Jesus is not a doctrinal proposition or system, but is paradigmatically important for assessing all truth claims regarding God from the Christian vantage point. Moreover, given that Jesus was incarnate in a given cultural milieu, we must present his claims and engage people in concrete terms, accounting for the web of their social settings—including stories, symbols, experiences, rituals, and practices. If we evangelicals wish to be fully biblical, we must approach people from an expansive framework, as our Lord did and does. This expansive framework has made it possible for me to approach people of good faith, who are on other paths, in good faith as unique representatives of their particular traditions. As a result, it has opened up doors for understanding, not misunderstanding, and heart to heart, life on life engagement at their centers of worship, in classroom sessions at my seminary, and over potluck dinners and one-on-one conversations over meals.5

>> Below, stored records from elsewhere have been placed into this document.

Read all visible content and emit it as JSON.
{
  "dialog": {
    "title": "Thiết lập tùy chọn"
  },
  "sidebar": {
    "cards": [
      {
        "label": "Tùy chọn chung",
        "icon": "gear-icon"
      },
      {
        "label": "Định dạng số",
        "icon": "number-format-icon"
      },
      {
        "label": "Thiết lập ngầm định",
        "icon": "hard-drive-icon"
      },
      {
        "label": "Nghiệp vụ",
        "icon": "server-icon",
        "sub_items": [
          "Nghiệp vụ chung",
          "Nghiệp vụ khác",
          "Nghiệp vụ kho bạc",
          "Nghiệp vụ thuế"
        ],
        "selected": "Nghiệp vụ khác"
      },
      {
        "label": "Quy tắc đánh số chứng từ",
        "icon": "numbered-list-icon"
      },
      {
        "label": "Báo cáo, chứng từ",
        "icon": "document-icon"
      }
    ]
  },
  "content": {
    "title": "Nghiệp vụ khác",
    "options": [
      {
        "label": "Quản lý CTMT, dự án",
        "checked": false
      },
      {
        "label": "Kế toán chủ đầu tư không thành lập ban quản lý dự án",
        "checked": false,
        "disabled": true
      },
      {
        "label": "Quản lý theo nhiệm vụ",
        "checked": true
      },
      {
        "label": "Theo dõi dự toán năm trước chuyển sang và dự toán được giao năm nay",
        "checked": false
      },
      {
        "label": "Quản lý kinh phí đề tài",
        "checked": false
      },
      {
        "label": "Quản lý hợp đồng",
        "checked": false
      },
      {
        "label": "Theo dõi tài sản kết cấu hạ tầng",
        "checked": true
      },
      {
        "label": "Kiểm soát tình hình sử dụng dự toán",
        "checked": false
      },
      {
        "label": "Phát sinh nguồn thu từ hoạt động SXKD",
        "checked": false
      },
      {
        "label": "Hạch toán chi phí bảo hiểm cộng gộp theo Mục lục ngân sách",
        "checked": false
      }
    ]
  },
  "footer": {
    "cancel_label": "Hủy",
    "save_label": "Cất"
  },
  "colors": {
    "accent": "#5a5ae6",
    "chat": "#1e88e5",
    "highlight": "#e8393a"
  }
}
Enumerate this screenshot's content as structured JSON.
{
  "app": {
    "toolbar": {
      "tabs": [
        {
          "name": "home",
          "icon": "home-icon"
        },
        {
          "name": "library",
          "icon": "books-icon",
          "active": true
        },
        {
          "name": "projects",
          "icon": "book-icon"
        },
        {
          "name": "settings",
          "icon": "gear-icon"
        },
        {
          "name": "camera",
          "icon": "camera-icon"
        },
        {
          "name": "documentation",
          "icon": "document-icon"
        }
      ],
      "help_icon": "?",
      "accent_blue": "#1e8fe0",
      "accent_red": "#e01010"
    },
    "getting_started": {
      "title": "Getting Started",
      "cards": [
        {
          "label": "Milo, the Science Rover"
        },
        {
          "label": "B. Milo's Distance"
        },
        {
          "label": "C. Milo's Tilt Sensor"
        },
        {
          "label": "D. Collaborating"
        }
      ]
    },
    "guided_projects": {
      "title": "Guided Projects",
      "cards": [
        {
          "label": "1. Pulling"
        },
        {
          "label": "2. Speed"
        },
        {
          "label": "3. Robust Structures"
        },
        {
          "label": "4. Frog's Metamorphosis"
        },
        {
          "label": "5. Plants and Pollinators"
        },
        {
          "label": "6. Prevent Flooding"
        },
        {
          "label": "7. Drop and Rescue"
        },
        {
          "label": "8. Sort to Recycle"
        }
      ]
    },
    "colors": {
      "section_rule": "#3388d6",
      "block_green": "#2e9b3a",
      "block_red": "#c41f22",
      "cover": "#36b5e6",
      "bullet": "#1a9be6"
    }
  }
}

1See Karl Barth, Church Dogmatics, I/1: The Doctrine of the Word of God, ed. G. W. Bromiley and T. F. Torrance (Edinburgh: T. & T. Clark, 1975), 111–12.

2Donald G. Bloesch, Christian Foundations, vol. 1: A Theology of Word and Spirit: Authority and Method in Theology (Downers Grove, IL: InterVarsity Press, 1992), 190. Bloesch will later refer to Barth’s connection of this threefold model of the Word of God to the unity within the Trinity involving the Father, Son, and Spirit (p. 314 n. 10). See also Church Dogmatics, I/1, 120–24.

3See my blog post, “Mormons and Buddhists are not ‘Isms’ or ‘Ists.’ They’re People” (April 17, 2012), Uncommon God, Common Good at Christian Post Blog, http://blogs.christianpost.com/uncommon-God-common-good/mormons-and-buddhists-are-not-isms-or-ists-theyre-people-9409/ (accessed on 7/1/2013).

4Nicholas de Lange, Judaism (Oxford: Oxford University Press, 1986), 3.

5For example, see my blog posts, Uncommon God, Common Good at Patheos Blogs: “Why Did the Buddhists and the Evangelical Christians Cross the Road? To Have a Potluck” (June 24, 2013), http://www.patheos.com/blogs/uncommongodcommongood/2013/06/evangelicals-and-buddhists-share-and-probe-a-unique-and-fruitful-dialogue-in-portland/; “Multi-Faith Discourse: Beyond Lampoon Tract Propaganda” (June 22, 2013), http://www.patheos.com/blogs/uncommongodcommongood/2013/06/multi-faith-discourse-beyond-lampoon-tract-propaganda/. See also my essay “Table Fellowship with Our Buddhist Neighbors for Beloved Community,” to be published in 2013 in the Association of Theological Schools’ journal, Theological Education. The article is based on the report for the grant received by the seminary and university’s Institute for the Theology of Culture as part of the ATS Hospitality and Pastoral Practices project to work with Buddhists in our community to develop practices of hospitality and neighborliness.